● Exercise details: Check every line of the listing below for "所属平台", and report how many lines have it, as a number with nothing more.

● Task inputs:
== Segment start ==

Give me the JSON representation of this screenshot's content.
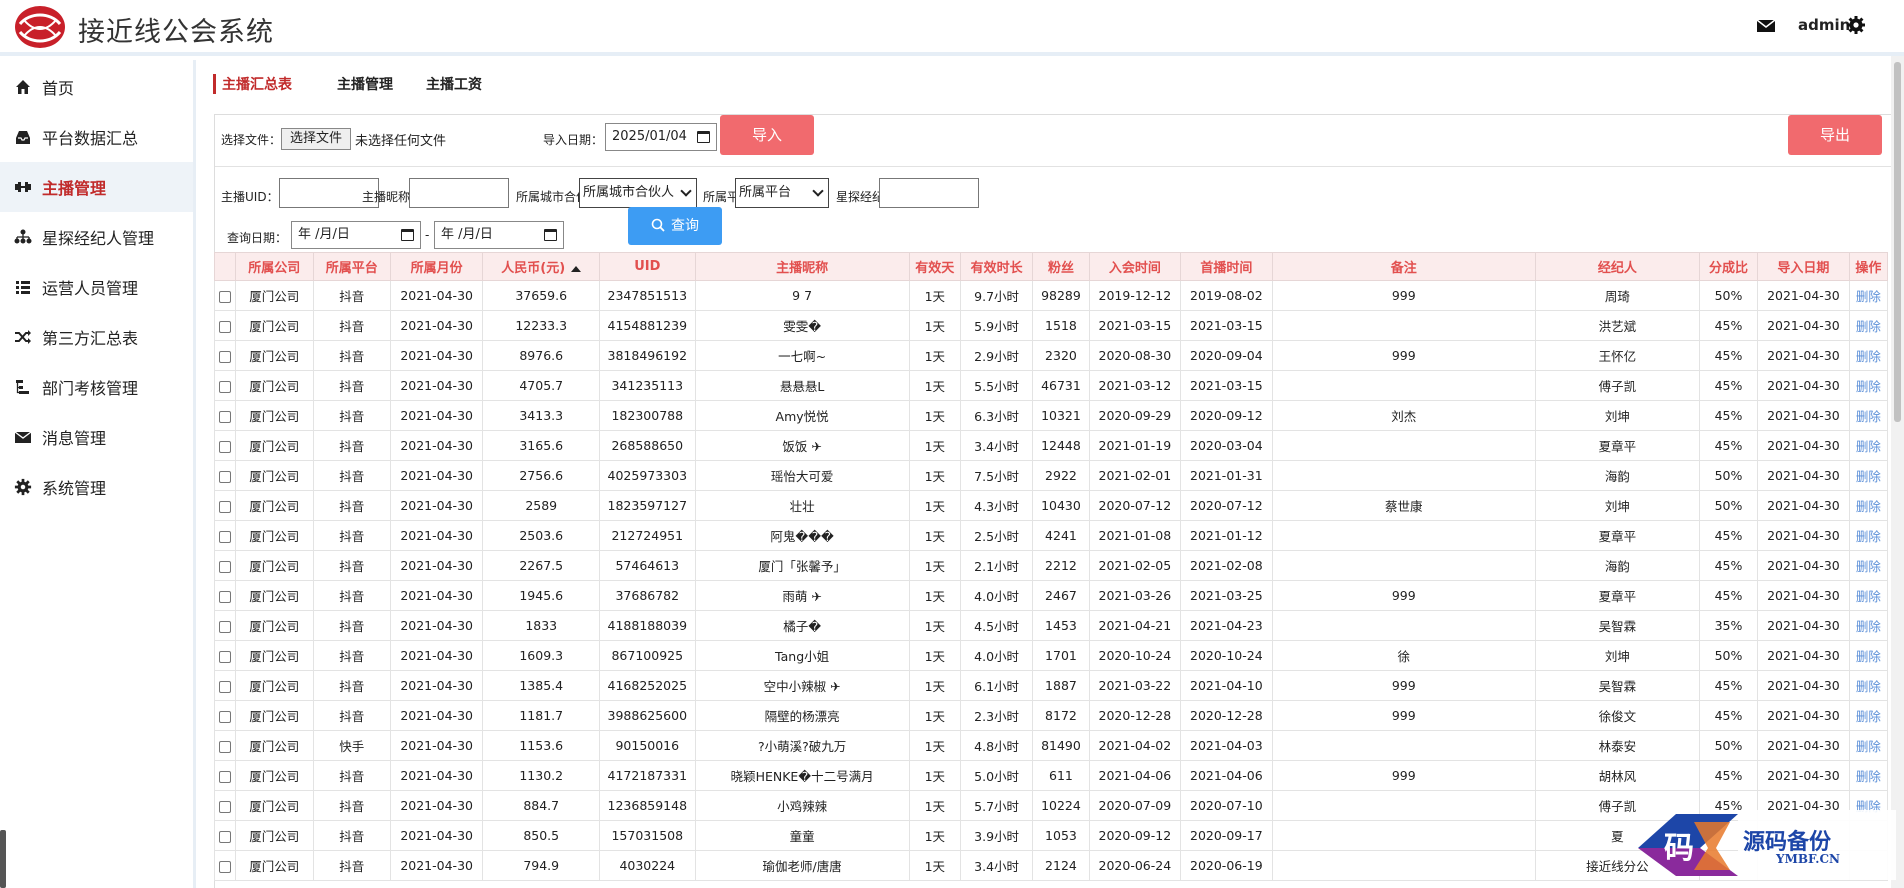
{
  "header": {
    "app_title": "接近线公会系统",
    "user": "admin"
  },
  "sidebar": {
    "items": [
      {
        "label": "首页",
        "icon": "home-icon"
      },
      {
        "label": "平台数据汇总",
        "icon": "inbox-icon"
      },
      {
        "label": "主播管理",
        "icon": "dumbbell-icon"
      },
      {
        "label": "星探经纪人管理",
        "icon": "sitemap-icon"
      },
      {
        "label": "运营人员管理",
        "icon": "list-icon"
      },
      {
        "label": "第三方汇总表",
        "icon": "shuffle-icon"
      },
      {
        "label": "部门考核管理",
        "icon": "tree-icon"
      },
      {
        "label": "消息管理",
        "icon": "envelope-icon"
      },
      {
        "label": "系统管理",
        "icon": "gear-icon"
      }
    ],
    "active_index": 2
  },
  "tabs": {
    "summary": "主播汇总表",
    "management": "主播管理",
    "salary": "主播工资"
  },
  "import_row": {
    "file_label": "选择文件：",
    "file_button": "选择文件",
    "file_status": "未选择任何文件",
    "date_label": "导入日期：",
    "date_value": "2025/01/04",
    "import_button": "导入",
    "export_button": "导出"
  },
  "search_row": {
    "uid_label": "主播UID：",
    "nick_label": "主播昵称：",
    "partner_label": "所属城市合伙人：",
    "partner_value": "所属城市合伙人",
    "platform_label": "所属平台：",
    "platform_value": "所属平台",
    "scout_label": "星探经纪人：",
    "query_date_label": "查询日期：",
    "date_placeholder": "年 /月/日",
    "search_button": "查询"
  },
  "table": {
    "headers": [
      "所属公司",
      "所属平台",
      "所属月份",
      "人民币(元)",
      "UID",
      "主播昵称",
      "有效天",
      "有效时长",
      "粉丝",
      "入会时间",
      "首播时间",
      "备注",
      "经纪人",
      "分成比",
      "导入日期",
      "操作"
    ],
    "rows": [
      [
        "厦门公司",
        "抖音",
        "2021-04-30",
        "37659.6",
        "2347851513",
        "9 7",
        "1天",
        "9.7小时",
        "98289",
        "2019-12-12",
        "2019-08-02",
        "999",
        "周琦",
        "50%",
        "2021-04-30",
        "删除"
      ],
      [
        "厦门公司",
        "抖音",
        "2021-04-30",
        "12233.3",
        "4154881239",
        "雯雯�",
        "1天",
        "5.9小时",
        "1518",
        "2021-03-15",
        "2021-03-15",
        "",
        "洪艺斌",
        "45%",
        "2021-04-30",
        "删除"
      ],
      [
        "厦门公司",
        "抖音",
        "2021-04-30",
        "8976.6",
        "3818496192",
        "一七啊~",
        "1天",
        "2.9小时",
        "2320",
        "2020-08-30",
        "2020-09-04",
        "999",
        "王怀亿",
        "45%",
        "2021-04-30",
        "删除"
      ],
      [
        "厦门公司",
        "抖音",
        "2021-04-30",
        "4705.7",
        "341235113",
        "悬悬悬L",
        "1天",
        "5.5小时",
        "46731",
        "2021-03-12",
        "2021-03-15",
        "",
        "傅子凯",
        "45%",
        "2021-04-30",
        "删除"
      ],
      [
        "厦门公司",
        "抖音",
        "2021-04-30",
        "3413.3",
        "182300788",
        "Amy悦悦",
        "1天",
        "6.3小时",
        "10321",
        "2020-09-29",
        "2020-09-12",
        "刘杰",
        "刘坤",
        "45%",
        "2021-04-30",
        "删除"
      ],
      [
        "厦门公司",
        "抖音",
        "2021-04-30",
        "3165.6",
        "268588650",
        "饭饭 ✈",
        "1天",
        "3.4小时",
        "12448",
        "2021-01-19",
        "2020-03-04",
        "",
        "夏章平",
        "45%",
        "2021-04-30",
        "删除"
      ],
      [
        "厦门公司",
        "抖音",
        "2021-04-30",
        "2756.6",
        "4025973303",
        "瑶怡大可爱",
        "1天",
        "7.5小时",
        "2922",
        "2021-02-01",
        "2021-01-31",
        "",
        "海韵",
        "50%",
        "2021-04-30",
        "删除"
      ],
      [
        "厦门公司",
        "抖音",
        "2021-04-30",
        "2589",
        "1823597127",
        "壮壮",
        "1天",
        "4.3小时",
        "10430",
        "2020-07-12",
        "2020-07-12",
        "蔡世康",
        "刘坤",
        "50%",
        "2021-04-30",
        "删除"
      ],
      [
        "厦门公司",
        "抖音",
        "2021-04-30",
        "2503.6",
        "212724951",
        "阿鬼���",
        "1天",
        "2.5小时",
        "4241",
        "2021-01-08",
        "2021-01-12",
        "",
        "夏章平",
        "45%",
        "2021-04-30",
        "删除"
      ],
      [
        "厦门公司",
        "抖音",
        "2021-04-30",
        "2267.5",
        "57464613",
        "厦门「张馨予」",
        "1天",
        "2.1小时",
        "2212",
        "2021-02-05",
        "2021-02-08",
        "",
        "海韵",
        "45%",
        "2021-04-30",
        "删除"
      ],
      [
        "厦门公司",
        "抖音",
        "2021-04-30",
        "1945.6",
        "37686782",
        "雨萌 ✈",
        "1天",
        "4.0小时",
        "2467",
        "2021-03-26",
        "2021-03-25",
        "999",
        "夏章平",
        "45%",
        "2021-04-30",
        "删除"
      ],
      [
        "厦门公司",
        "抖音",
        "2021-04-30",
        "1833",
        "4188188039",
        "橘子�",
        "1天",
        "4.5小时",
        "1453",
        "2021-04-21",
        "2021-04-23",
        "",
        "吴智霖",
        "35%",
        "2021-04-30",
        "删除"
      ],
      [
        "厦门公司",
        "抖音",
        "2021-04-30",
        "1609.3",
        "867100925",
        "Tang小姐",
        "1天",
        "4.0小时",
        "1701",
        "2020-10-24",
        "2020-10-24",
        "徐",
        "刘坤",
        "50%",
        "2021-04-30",
        "删除"
      ],
      [
        "厦门公司",
        "抖音",
        "2021-04-30",
        "1385.4",
        "4168252025",
        "空中小辣椒 ✈",
        "1天",
        "6.1小时",
        "1887",
        "2021-03-22",
        "2021-04-10",
        "999",
        "吴智霖",
        "45%",
        "2021-04-30",
        "删除"
      ],
      [
        "厦门公司",
        "抖音",
        "2021-04-30",
        "1181.7",
        "3988625600",
        "隔壁的杨漂亮",
        "1天",
        "2.3小时",
        "8172",
        "2020-12-28",
        "2020-12-28",
        "999",
        "徐俊文",
        "45%",
        "2021-04-30",
        "删除"
      ],
      [
        "厦门公司",
        "快手",
        "2021-04-30",
        "1153.6",
        "90150016",
        "?小萌溪?破九万",
        "1天",
        "4.8小时",
        "81490",
        "2021-04-02",
        "2021-04-03",
        "",
        "林泰安",
        "50%",
        "2021-04-30",
        "删除"
      ],
      [
        "厦门公司",
        "抖音",
        "2021-04-30",
        "1130.2",
        "4172187331",
        "晓颖HENKE�十二号满月",
        "1天",
        "5.0小时",
        "611",
        "2021-04-06",
        "2021-04-06",
        "999",
        "胡林风",
        "45%",
        "2021-04-30",
        "删除"
      ],
      [
        "厦门公司",
        "抖音",
        "2021-04-30",
        "884.7",
        "1236859148",
        "小鸡辣辣",
        "1天",
        "5.7小时",
        "10224",
        "2020-07-09",
        "2020-07-10",
        "",
        "傅子凯",
        "45%",
        "2021-04-30",
        "删除"
      ],
      [
        "厦门公司",
        "抖音",
        "2021-04-30",
        "850.5",
        "157031508",
        "童童",
        "1天",
        "3.9小时",
        "1053",
        "2020-09-12",
        "2020-09-17",
        "",
        "夏",
        "",
        "",
        ""
      ],
      [
        "厦门公司",
        "抖音",
        "2021-04-30",
        "794.9",
        "4030224",
        "瑜伽老师/唐唐",
        "1天",
        "3.4小时",
        "2124",
        "2020-06-24",
        "2020-06-19",
        "",
        "接近线分公",
        "",
        "",
        ""
      ]
    ]
  },
  "watermark": {
    "text": "源码备份",
    "sub": "YMBF.CN",
    "glyph": "码"
  },
  "colors": {
    "accent_red": "#c12b2b",
    "button_red": "#f16a6e",
    "button_blue": "#3d9cf3",
    "header_row_bg": "#fbecec"
  }
}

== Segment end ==

● Task solution: 3